Exercise prompt —
What follows is a set of records; repeat them exactly, without the pictures.

Task material —
•••
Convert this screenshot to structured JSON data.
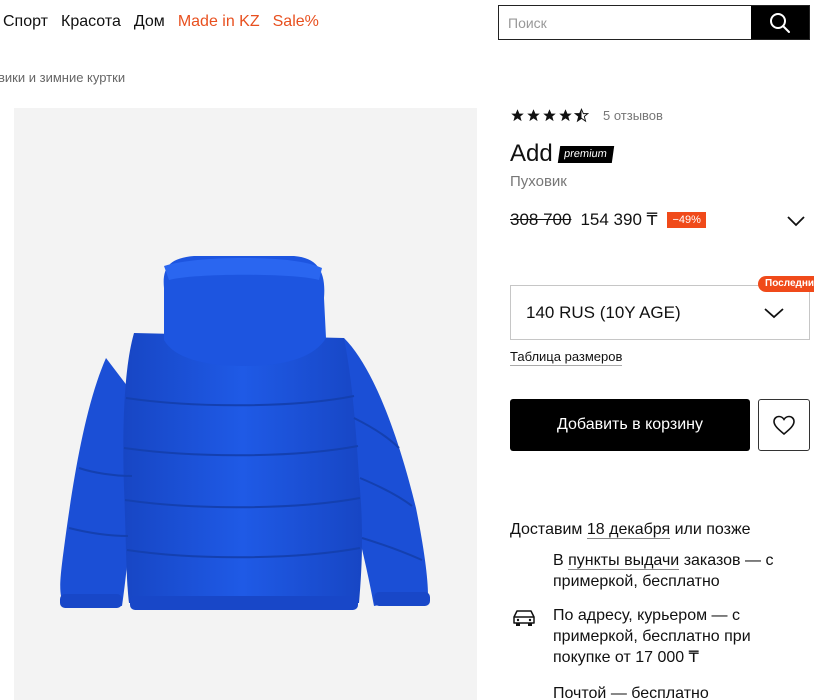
{
  "nav": {
    "items": [
      {
        "label": "Спорт",
        "accent": false
      },
      {
        "label": "Красота",
        "accent": false
      },
      {
        "label": "Дом",
        "accent": false
      },
      {
        "label": "Made in KZ",
        "accent": true
      },
      {
        "label": "Sale%",
        "accent": true
      }
    ]
  },
  "search": {
    "placeholder": "Поиск",
    "icon": "search-icon"
  },
  "breadcrumb": "вики и зимние куртки",
  "product": {
    "rating": 4.5,
    "reviews": "5 отзывов",
    "brand": "Add",
    "badge": "premium",
    "type": "Пуховик",
    "old_price": "308 700",
    "price": "154 390 ₸",
    "discount": "−49%",
    "last_badge": "Последний",
    "size": "140 RUS (10Y AGE)",
    "size_table": "Таблица размеров",
    "add_to_cart": "Добавить в корзину",
    "jacket_color": "#1a52d9"
  },
  "delivery": {
    "prefix": "Доставим",
    "date": "18 декабря",
    "suffix": "или позже",
    "options": [
      {
        "pre": "В",
        "link": "пункты выдачи",
        "rest": "заказов — с примеркой, бесплатно"
      },
      {
        "text": "По адресу, курьером — с примеркой, бесплатно при покупке от 17 000 ₸",
        "icon": "car-icon"
      },
      {
        "text": "Почтой — бесплатно"
      }
    ]
  },
  "colors": {
    "accent": "#e8501f",
    "discount": "#f04a1a",
    "button": "#000000"
  }
}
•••
Output for this exercise —
Convert this screenshot to structured JSON data.
{
  "nav": {
    "items": [
      {
        "label": "Спорт",
        "accent": false
      },
      {
        "label": "Красота",
        "accent": false
      },
      {
        "label": "Дом",
        "accent": false
      },
      {
        "label": "Made in KZ",
        "accent": true
      },
      {
        "label": "Sale%",
        "accent": true
      }
    ]
  },
  "search": {
    "placeholder": "Поиск",
    "icon": "search-icon"
  },
  "breadcrumb": "вики и зимние куртки",
  "product": {
    "rating": 4.5,
    "reviews": "5 отзывов",
    "brand": "Add",
    "badge": "premium",
    "type": "Пуховик",
    "old_price": "308 700",
    "price": "154 390 ₸",
    "discount": "−49%",
    "last_badge": "Последний",
    "size": "140 RUS (10Y AGE)",
    "size_table": "Таблица размеров",
    "add_to_cart": "Добавить в корзину",
    "jacket_color": "#1a52d9"
  },
  "delivery": {
    "prefix": "Доставим",
    "date": "18 декабря",
    "suffix": "или позже",
    "options": [
      {
        "pre": "В",
        "link": "пункты выдачи",
        "rest": "заказов — с примеркой, бесплатно"
      },
      {
        "text": "По адресу, курьером — с примеркой, бесплатно при покупке от 17 000 ₸",
        "icon": "car-icon"
      },
      {
        "text": "Почтой — бесплатно"
      }
    ]
  },
  "colors": {
    "accent": "#e8501f",
    "discount": "#f04a1a",
    "button": "#000000"
  }
}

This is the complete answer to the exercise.